US Transportation Security Administration buys useless tech

US Accounting watchdogs have bitten the rump of the US Transportation Security Administration (TSA) for wasting millions on daft technology, which does not work.

In the wake of September 11, the Authority was given a blank cheque to use technology to protect the great unwashed from terror attacks.  It did so buy forcing passengers to go through long queues and take their shoes off on the sound basis that all terrorists wore shoes, therefore if people took off their footware they could not be terrorists.

However, they also spent shedloads on all sorts of expensive technology gear which they thought would mean that they would no longer have to use common sense when it came to checking to see who was a terrorist.

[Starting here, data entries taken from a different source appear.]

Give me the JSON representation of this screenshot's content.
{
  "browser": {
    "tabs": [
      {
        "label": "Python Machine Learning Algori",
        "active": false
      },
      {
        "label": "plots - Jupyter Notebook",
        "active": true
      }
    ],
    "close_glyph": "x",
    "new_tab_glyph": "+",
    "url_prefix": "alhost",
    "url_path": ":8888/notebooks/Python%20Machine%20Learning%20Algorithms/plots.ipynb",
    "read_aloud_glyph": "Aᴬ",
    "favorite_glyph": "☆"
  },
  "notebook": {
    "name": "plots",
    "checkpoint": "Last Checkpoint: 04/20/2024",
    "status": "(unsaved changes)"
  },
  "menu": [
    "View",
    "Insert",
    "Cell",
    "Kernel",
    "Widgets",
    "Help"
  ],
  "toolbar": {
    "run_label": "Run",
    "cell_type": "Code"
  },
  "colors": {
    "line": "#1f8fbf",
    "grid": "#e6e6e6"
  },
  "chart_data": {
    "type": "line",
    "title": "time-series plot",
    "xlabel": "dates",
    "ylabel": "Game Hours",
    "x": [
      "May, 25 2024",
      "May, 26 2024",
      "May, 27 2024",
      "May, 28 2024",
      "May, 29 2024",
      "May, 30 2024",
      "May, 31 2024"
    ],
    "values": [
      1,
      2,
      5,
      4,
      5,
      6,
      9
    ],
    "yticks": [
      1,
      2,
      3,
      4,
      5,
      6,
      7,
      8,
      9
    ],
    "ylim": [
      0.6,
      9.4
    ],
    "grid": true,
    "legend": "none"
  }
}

The Transportation Security Administration spent about $30 million on devices that puffed air on travellers to “sniff” them out for explosives. The gear is sitting in warehouses because it was impractical.

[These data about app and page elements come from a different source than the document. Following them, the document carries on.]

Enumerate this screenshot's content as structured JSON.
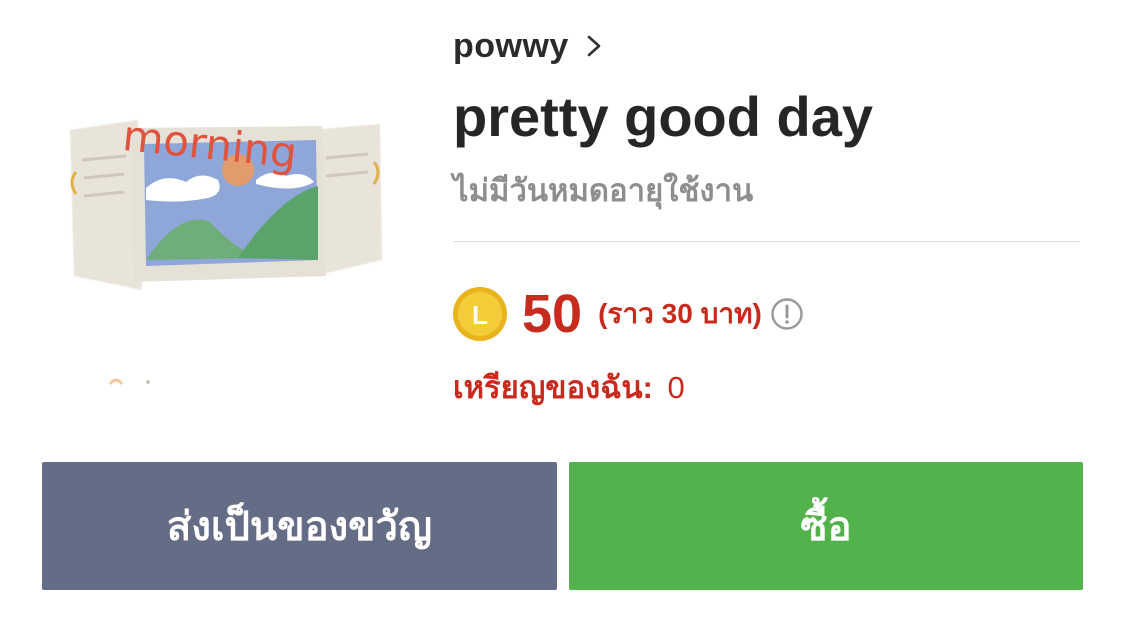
{
  "sticker": {
    "image_name": "sticker-thumbnail",
    "text": "morning"
  },
  "author": {
    "name": "powwy",
    "icon": "chevron-right-icon"
  },
  "title": "pretty good day",
  "validity": "ไม่มีวันหมดอายุใช้งาน",
  "price": {
    "coin_icon": "line-coin-icon",
    "coin_letter": "L",
    "value": "50",
    "approx": "(ราว  30 บาท)",
    "info_icon": "info-icon"
  },
  "my_coins": {
    "label": "เหรียญของฉัน:",
    "value": "0"
  },
  "buttons": {
    "gift_label": "ส่งเป็นของขวัญ",
    "buy_label": "ซื้อ"
  },
  "colors": {
    "price_red": "#c62b1d",
    "gift_button": "#656c85",
    "buy_button": "#52b34c",
    "coin_gold": "#f1c232"
  }
}
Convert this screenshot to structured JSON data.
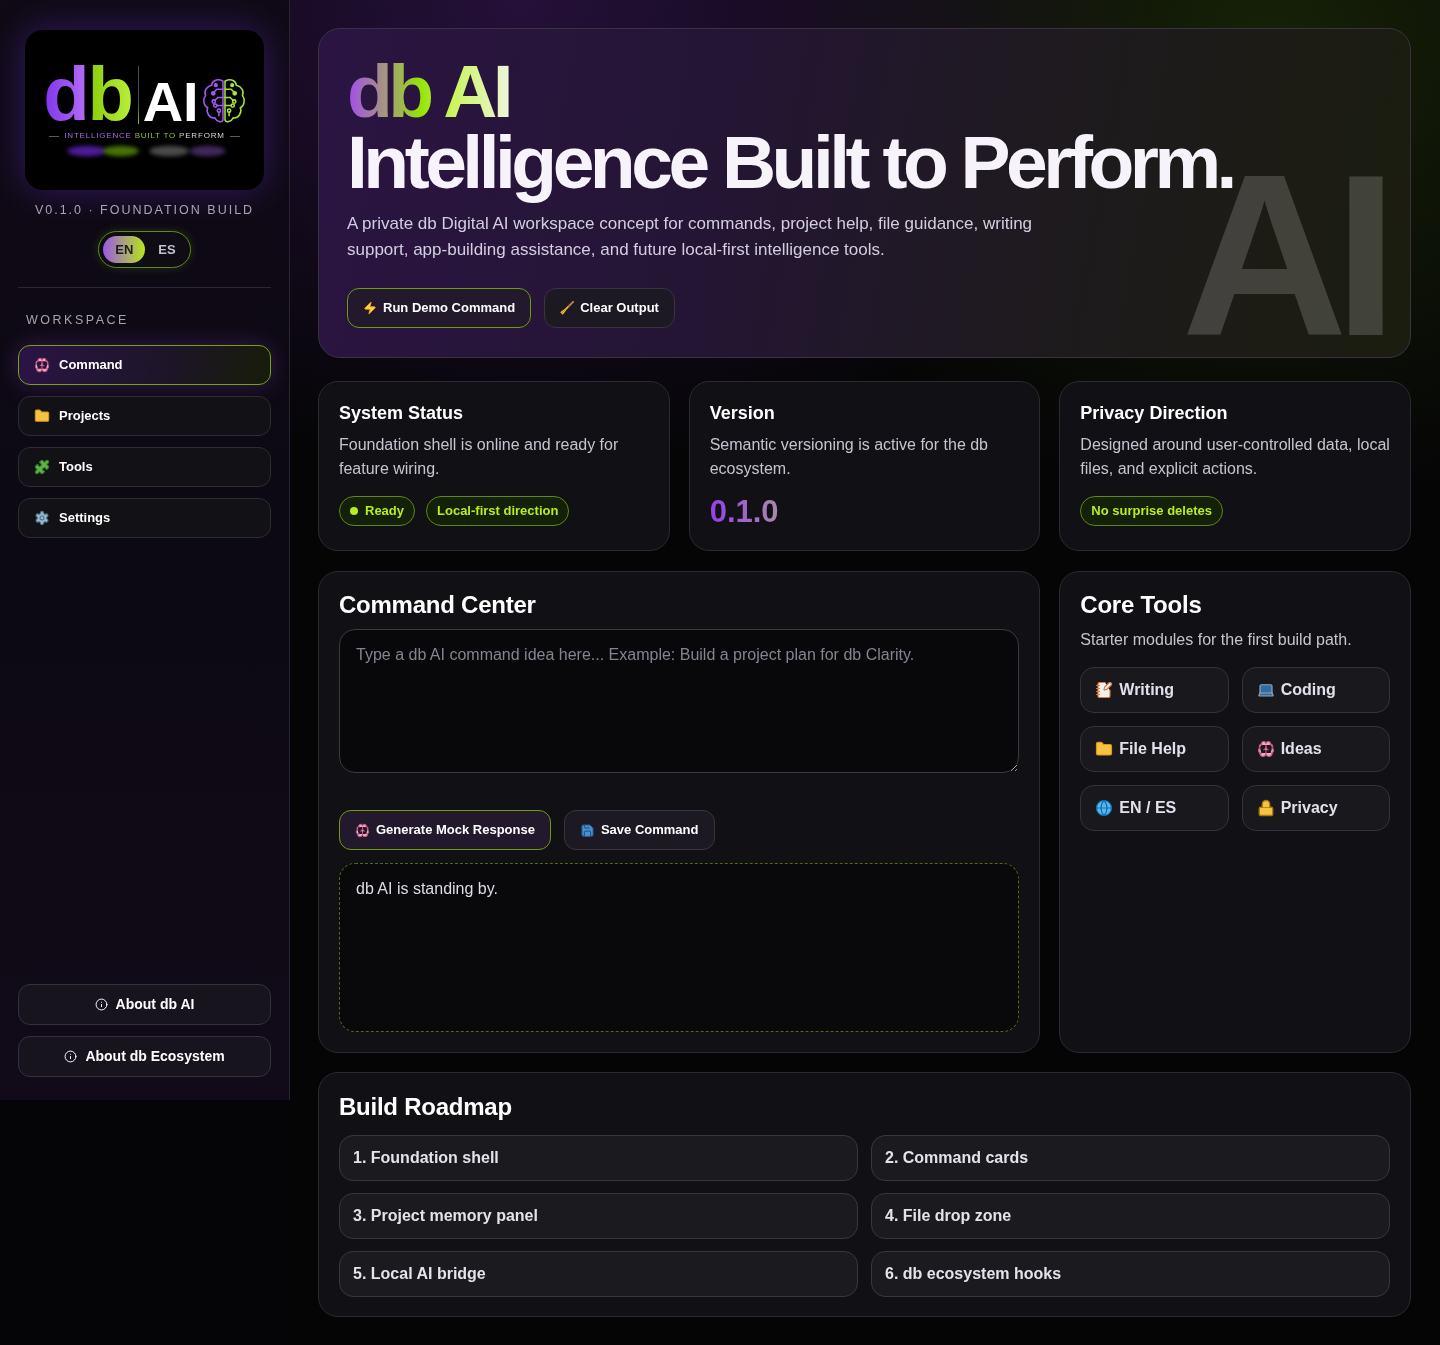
{
  "sidebar": {
    "logo": {
      "letters": "db",
      "wordmark": "AI",
      "tagline": "INTELLIGENCE BUILT TO PERFORM"
    },
    "build_label": "V0.1.0 · FOUNDATION BUILD",
    "languages": [
      {
        "label": "EN",
        "selected": true
      },
      {
        "label": "ES",
        "selected": false
      }
    ],
    "section_label": "WORKSPACE",
    "nav": [
      {
        "label": "Command",
        "selected": true
      },
      {
        "label": "Projects",
        "selected": false
      },
      {
        "label": "Tools",
        "selected": false
      },
      {
        "label": "Settings",
        "selected": false
      }
    ],
    "footer_buttons": [
      "About db AI",
      "About db Ecosystem"
    ]
  },
  "hero": {
    "brand": "db AI",
    "title": "Intelligence Built to Perform.",
    "description": "A private db Digital AI workspace concept for commands, project help, file guidance, writing support, app-building assistance, and future local-first intelligence tools.",
    "buttons": [
      {
        "label": "Run Demo Command",
        "kind": "primary"
      },
      {
        "label": "Clear Output",
        "kind": "secondary"
      }
    ],
    "backdrop_text": "AI"
  },
  "status_cards": [
    {
      "title": "System Status",
      "text": "Foundation shell is online and ready for feature wiring.",
      "badges": [
        {
          "kind": "status",
          "label": "Ready"
        },
        {
          "kind": "tag",
          "label": "Local-first direction"
        }
      ]
    },
    {
      "title": "Version",
      "text": "Semantic versioning is active for the db ecosystem.",
      "version": "0.1.0"
    },
    {
      "title": "Privacy Direction",
      "text": "Designed around user-controlled data, local files, and explicit actions.",
      "badges": [
        {
          "kind": "tag",
          "label": "No surprise deletes"
        }
      ]
    }
  ],
  "command_center": {
    "title": "Command Center",
    "input": {
      "placeholder": "Type a db AI command idea here... Example: Build a project plan for db Clarity."
    },
    "buttons": [
      {
        "label": "Generate Mock Response",
        "kind": "primary"
      },
      {
        "label": "Save Command",
        "kind": "secondary"
      }
    ],
    "output": "db AI is standing by."
  },
  "core_tools": {
    "title": "Core Tools",
    "subtitle": "Starter modules for the first build path.",
    "tools": [
      "Writing",
      "Coding",
      "File Help",
      "Ideas",
      "EN / ES",
      "Privacy"
    ]
  },
  "roadmap": {
    "title": "Build Roadmap",
    "items": [
      "1. Foundation shell",
      "2. Command cards",
      "3. Project memory panel",
      "4. File drop zone",
      "5. Local AI bridge",
      "6. db ecosystem hooks"
    ]
  }
}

Since September 11, the TSA has spent roughly $14 billion in more than 20,900 transactions with dozens of contractors. While some of the purchases were fairly sensible X-ray machines and traditional security systems, about $8 billion also paid for ambitious new technologies which seemed like a good idea at the time.

Apparently it has not got enough money either, next year it has applied for more than $1.3 billion for airport screening technologies.

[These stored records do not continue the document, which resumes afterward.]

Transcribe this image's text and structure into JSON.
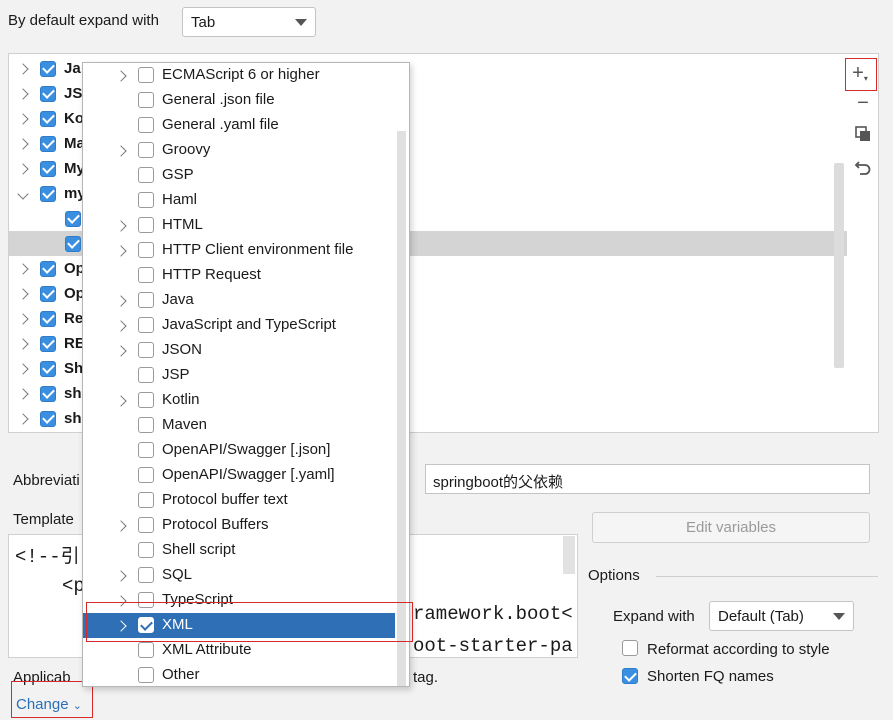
{
  "top": {
    "expand_label": "By default expand with",
    "expand_value": "Tab"
  },
  "tree": {
    "rows": [
      {
        "label": "Ja",
        "checked": true,
        "expand": "right"
      },
      {
        "label": "JS",
        "checked": true,
        "expand": "right"
      },
      {
        "label": "Ko",
        "checked": true,
        "expand": "right"
      },
      {
        "label": "Ma",
        "checked": true,
        "expand": "right"
      },
      {
        "label": "My",
        "checked": true,
        "expand": "right"
      },
      {
        "label": "my",
        "checked": true,
        "expand": "down"
      },
      {
        "label": "",
        "checked": true,
        "expand": "none"
      },
      {
        "label": "",
        "checked": true,
        "expand": "none"
      },
      {
        "label": "Op",
        "checked": true,
        "expand": "right"
      },
      {
        "label": "Op",
        "checked": true,
        "expand": "right"
      },
      {
        "label": "Re",
        "checked": true,
        "expand": "right"
      },
      {
        "label": "RE",
        "checked": true,
        "expand": "right"
      },
      {
        "label": "Sh",
        "checked": true,
        "expand": "right"
      },
      {
        "label": "sh",
        "checked": true,
        "expand": "right"
      },
      {
        "label": "sh",
        "checked": true,
        "expand": "right"
      }
    ]
  },
  "sidebar": {
    "add": "+",
    "remove": "−"
  },
  "popup": {
    "items": [
      {
        "label": "ECMAScript 6 or higher",
        "arrow": true,
        "checked": false
      },
      {
        "label": "General .json file",
        "arrow": false,
        "checked": false
      },
      {
        "label": "General .yaml file",
        "arrow": false,
        "checked": false
      },
      {
        "label": "Groovy",
        "arrow": true,
        "checked": false
      },
      {
        "label": "GSP",
        "arrow": false,
        "checked": false
      },
      {
        "label": "Haml",
        "arrow": false,
        "checked": false
      },
      {
        "label": "HTML",
        "arrow": true,
        "checked": false
      },
      {
        "label": "HTTP Client environment file",
        "arrow": true,
        "checked": false
      },
      {
        "label": "HTTP Request",
        "arrow": false,
        "checked": false
      },
      {
        "label": "Java",
        "arrow": true,
        "checked": false
      },
      {
        "label": "JavaScript and TypeScript",
        "arrow": true,
        "checked": false
      },
      {
        "label": "JSON",
        "arrow": true,
        "checked": false
      },
      {
        "label": "JSP",
        "arrow": false,
        "checked": false
      },
      {
        "label": "Kotlin",
        "arrow": true,
        "checked": false
      },
      {
        "label": "Maven",
        "arrow": false,
        "checked": false
      },
      {
        "label": "OpenAPI/Swagger [.json]",
        "arrow": false,
        "checked": false
      },
      {
        "label": "OpenAPI/Swagger [.yaml]",
        "arrow": false,
        "checked": false
      },
      {
        "label": "Protocol buffer text",
        "arrow": false,
        "checked": false
      },
      {
        "label": "Protocol Buffers",
        "arrow": true,
        "checked": false
      },
      {
        "label": "Shell script",
        "arrow": false,
        "checked": false
      },
      {
        "label": "SQL",
        "arrow": true,
        "checked": false
      },
      {
        "label": "TypeScript",
        "arrow": true,
        "checked": false
      },
      {
        "label": "XML",
        "arrow": true,
        "checked": true,
        "selected": true
      },
      {
        "label": "XML Attribute",
        "arrow": false,
        "checked": false
      },
      {
        "label": "Other",
        "arrow": false,
        "checked": false
      }
    ]
  },
  "form": {
    "abbrev_label": "Abbreviati",
    "description_value": "springboot的父依赖",
    "template_label": "Template",
    "edit_variables": "Edit variables",
    "code_line1": "<!--引",
    "code_line2": "<p",
    "code_right1": "ramework.boot<",
    "code_right2": "oot-starter-pa",
    "applicable_label": "Applicab",
    "applicable_tail": "tag.",
    "change_link": "Change"
  },
  "options": {
    "title": "Options",
    "expand_with_label": "Expand with",
    "expand_with_value": "Default (Tab)",
    "reformat_label": "Reformat according to style",
    "reformat_checked": false,
    "shorten_label": "Shorten FQ names",
    "shorten_checked": true
  }
}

According to the Washington Post, politicians, auditors and national security experts question whether the government is too quick to us technology as a solution for security.

Government auditors said the TSA and its parent agency, the Department of Homeland Security, were not testing and evaluate technology before spending cash.

The puffer machines have become a prime example. They were designed to dislodge explosive particles by shooting air blasts at passengers. The problem is that they didn’t work in a airport environment and yet were deployed in many airports before the TSA had fully tested them,

The agency stopped buying and deploying the puffer machines to airports in June 2006 and shoved 116 machines in storage.